David completed his bachelor’s degree in horticulture at Virginia Tech and his master’s in horticulture at the UW–Madison. His studies at the UW included working with Ed Hasselkus in Longenecker Gardens.
David’s extensive career experience includes industry work at Agracetus in Middleton and horticultural work at the Dallas Arboretum and Botanical Garden. Most recently, he held the position of state forest improvement research specialist in the UW–Madison Department of Forest and Wildlife Ecology.
When asked why he sought the curator position, David said, “as a horticulturist with a love of woody ornamentals, I would have kicked myself for the rest of my life if I hadn’t applied for this once-in-a-lifetime opportunity to work with the preeminent woody ornamental collection in the state. I came to Madison from out of state 25 years ago to pursue my master’s degree with Professor Ed Hasselkus, at which time I was introduced to the regional jewel that is Longenecker Horticultural Gardens. I spent many hours in the gardens doing research for my master’s project and have visited off and on through the years, always come away with a sense of awe for the beauty, robustness, and diversity of the collection. In addition, as an undergraduate at Virginia Tech, I learned of the Arboretum for its astounding work on prairie restoration and natural habitat ecology. Curtis Prairie, in particular, has always enchanted me and was a primary impetus for establishing a small 2.5-acre prairie restoration on my own property.”

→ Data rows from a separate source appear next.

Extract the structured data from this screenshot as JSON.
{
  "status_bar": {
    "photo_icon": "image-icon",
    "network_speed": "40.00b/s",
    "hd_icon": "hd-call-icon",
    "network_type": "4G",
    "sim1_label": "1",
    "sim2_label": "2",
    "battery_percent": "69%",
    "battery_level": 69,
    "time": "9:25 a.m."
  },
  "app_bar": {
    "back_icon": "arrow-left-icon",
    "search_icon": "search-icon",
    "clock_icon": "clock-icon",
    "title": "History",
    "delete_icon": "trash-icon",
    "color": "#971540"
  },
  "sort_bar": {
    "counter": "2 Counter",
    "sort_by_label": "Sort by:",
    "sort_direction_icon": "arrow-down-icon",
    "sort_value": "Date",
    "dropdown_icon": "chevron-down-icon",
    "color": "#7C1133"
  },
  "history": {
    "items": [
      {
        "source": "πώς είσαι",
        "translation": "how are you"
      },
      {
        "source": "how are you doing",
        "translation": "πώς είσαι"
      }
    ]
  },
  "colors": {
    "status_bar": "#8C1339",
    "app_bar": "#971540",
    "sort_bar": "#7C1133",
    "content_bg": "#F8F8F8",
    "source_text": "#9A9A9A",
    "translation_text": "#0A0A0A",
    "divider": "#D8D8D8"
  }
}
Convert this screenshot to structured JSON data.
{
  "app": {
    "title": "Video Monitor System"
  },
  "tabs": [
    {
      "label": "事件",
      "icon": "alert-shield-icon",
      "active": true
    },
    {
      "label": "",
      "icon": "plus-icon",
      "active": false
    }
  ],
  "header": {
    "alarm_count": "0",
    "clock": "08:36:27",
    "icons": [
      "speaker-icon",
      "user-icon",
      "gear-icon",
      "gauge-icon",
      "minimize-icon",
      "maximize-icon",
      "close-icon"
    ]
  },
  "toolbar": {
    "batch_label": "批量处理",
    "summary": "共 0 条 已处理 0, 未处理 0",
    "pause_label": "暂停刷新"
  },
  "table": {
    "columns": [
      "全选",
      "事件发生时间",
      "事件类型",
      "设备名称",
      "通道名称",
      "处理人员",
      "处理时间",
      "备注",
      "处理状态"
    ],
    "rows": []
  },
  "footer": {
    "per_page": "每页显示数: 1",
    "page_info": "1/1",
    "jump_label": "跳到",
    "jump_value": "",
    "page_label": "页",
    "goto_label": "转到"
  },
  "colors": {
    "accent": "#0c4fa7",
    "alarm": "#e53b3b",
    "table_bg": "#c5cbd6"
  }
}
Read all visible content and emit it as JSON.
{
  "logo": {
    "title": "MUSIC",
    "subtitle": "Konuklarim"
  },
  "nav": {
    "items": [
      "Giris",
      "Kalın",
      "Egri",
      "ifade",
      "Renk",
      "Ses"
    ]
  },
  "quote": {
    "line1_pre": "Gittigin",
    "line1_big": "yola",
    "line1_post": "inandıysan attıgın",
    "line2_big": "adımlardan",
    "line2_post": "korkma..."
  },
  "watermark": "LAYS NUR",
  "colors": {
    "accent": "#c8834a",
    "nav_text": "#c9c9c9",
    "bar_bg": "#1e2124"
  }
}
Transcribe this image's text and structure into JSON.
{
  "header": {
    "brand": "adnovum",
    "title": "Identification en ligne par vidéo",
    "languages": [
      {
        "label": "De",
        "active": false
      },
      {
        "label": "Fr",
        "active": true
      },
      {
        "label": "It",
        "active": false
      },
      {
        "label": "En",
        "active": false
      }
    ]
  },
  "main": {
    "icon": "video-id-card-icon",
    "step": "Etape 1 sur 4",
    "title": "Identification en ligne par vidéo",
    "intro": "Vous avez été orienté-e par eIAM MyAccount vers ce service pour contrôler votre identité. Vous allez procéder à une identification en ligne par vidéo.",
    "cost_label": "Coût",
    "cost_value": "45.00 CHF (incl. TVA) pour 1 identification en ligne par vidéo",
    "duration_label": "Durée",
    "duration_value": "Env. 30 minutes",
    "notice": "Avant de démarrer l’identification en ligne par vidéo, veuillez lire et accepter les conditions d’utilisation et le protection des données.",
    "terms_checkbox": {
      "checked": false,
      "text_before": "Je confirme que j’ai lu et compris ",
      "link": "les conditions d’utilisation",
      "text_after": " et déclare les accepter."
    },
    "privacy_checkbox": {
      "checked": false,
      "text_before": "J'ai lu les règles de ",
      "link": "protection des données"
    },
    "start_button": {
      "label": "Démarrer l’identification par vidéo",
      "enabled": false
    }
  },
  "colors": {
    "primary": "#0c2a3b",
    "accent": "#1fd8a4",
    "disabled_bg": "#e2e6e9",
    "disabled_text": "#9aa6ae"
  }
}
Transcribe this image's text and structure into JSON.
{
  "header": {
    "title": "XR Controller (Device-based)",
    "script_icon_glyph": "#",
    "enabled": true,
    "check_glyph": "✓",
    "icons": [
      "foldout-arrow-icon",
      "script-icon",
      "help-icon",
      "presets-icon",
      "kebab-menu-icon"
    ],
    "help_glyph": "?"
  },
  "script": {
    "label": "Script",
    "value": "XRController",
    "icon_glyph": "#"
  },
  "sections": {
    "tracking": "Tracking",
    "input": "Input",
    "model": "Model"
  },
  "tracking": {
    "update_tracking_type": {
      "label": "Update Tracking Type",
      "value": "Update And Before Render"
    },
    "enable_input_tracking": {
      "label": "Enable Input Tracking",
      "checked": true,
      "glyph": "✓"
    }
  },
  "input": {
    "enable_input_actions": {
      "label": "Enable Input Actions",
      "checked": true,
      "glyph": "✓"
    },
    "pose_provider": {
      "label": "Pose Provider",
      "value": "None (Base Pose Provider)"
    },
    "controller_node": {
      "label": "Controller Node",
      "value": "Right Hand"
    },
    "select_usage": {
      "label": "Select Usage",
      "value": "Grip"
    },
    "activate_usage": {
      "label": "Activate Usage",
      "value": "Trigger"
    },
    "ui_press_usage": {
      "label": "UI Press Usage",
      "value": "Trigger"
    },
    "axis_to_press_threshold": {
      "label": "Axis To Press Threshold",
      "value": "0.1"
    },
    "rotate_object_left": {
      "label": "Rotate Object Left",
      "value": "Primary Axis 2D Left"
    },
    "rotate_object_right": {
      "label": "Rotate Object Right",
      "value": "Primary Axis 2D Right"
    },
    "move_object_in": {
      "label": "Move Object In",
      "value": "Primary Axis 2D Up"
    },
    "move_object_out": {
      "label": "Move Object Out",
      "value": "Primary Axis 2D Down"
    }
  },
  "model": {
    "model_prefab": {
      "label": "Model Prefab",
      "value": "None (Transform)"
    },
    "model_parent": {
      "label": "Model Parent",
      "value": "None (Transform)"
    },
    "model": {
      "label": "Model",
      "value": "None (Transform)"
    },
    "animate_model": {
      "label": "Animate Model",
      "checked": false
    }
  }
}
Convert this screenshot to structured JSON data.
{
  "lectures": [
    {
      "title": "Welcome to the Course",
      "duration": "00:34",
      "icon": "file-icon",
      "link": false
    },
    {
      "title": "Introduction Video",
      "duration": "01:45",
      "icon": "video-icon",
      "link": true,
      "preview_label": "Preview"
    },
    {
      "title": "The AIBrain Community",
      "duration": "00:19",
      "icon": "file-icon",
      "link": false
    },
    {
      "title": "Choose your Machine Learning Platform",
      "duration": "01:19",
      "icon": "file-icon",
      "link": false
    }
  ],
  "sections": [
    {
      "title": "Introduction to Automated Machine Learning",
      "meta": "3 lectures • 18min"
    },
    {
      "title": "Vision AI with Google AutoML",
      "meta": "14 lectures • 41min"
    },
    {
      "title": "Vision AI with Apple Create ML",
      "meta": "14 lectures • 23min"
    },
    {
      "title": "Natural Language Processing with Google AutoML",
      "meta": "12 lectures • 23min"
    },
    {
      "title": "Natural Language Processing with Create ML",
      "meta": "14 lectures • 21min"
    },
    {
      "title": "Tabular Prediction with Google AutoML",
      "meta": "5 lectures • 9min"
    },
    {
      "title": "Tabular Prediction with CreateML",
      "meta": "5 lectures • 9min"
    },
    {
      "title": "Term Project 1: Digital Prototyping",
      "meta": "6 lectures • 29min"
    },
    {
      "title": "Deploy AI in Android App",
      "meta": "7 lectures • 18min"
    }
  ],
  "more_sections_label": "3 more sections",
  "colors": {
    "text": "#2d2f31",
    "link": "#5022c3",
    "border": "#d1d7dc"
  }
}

David says a short-term goal, along with maintaining and enhancing the collection, is to work with staff to make the plant collection available online in a searchable form.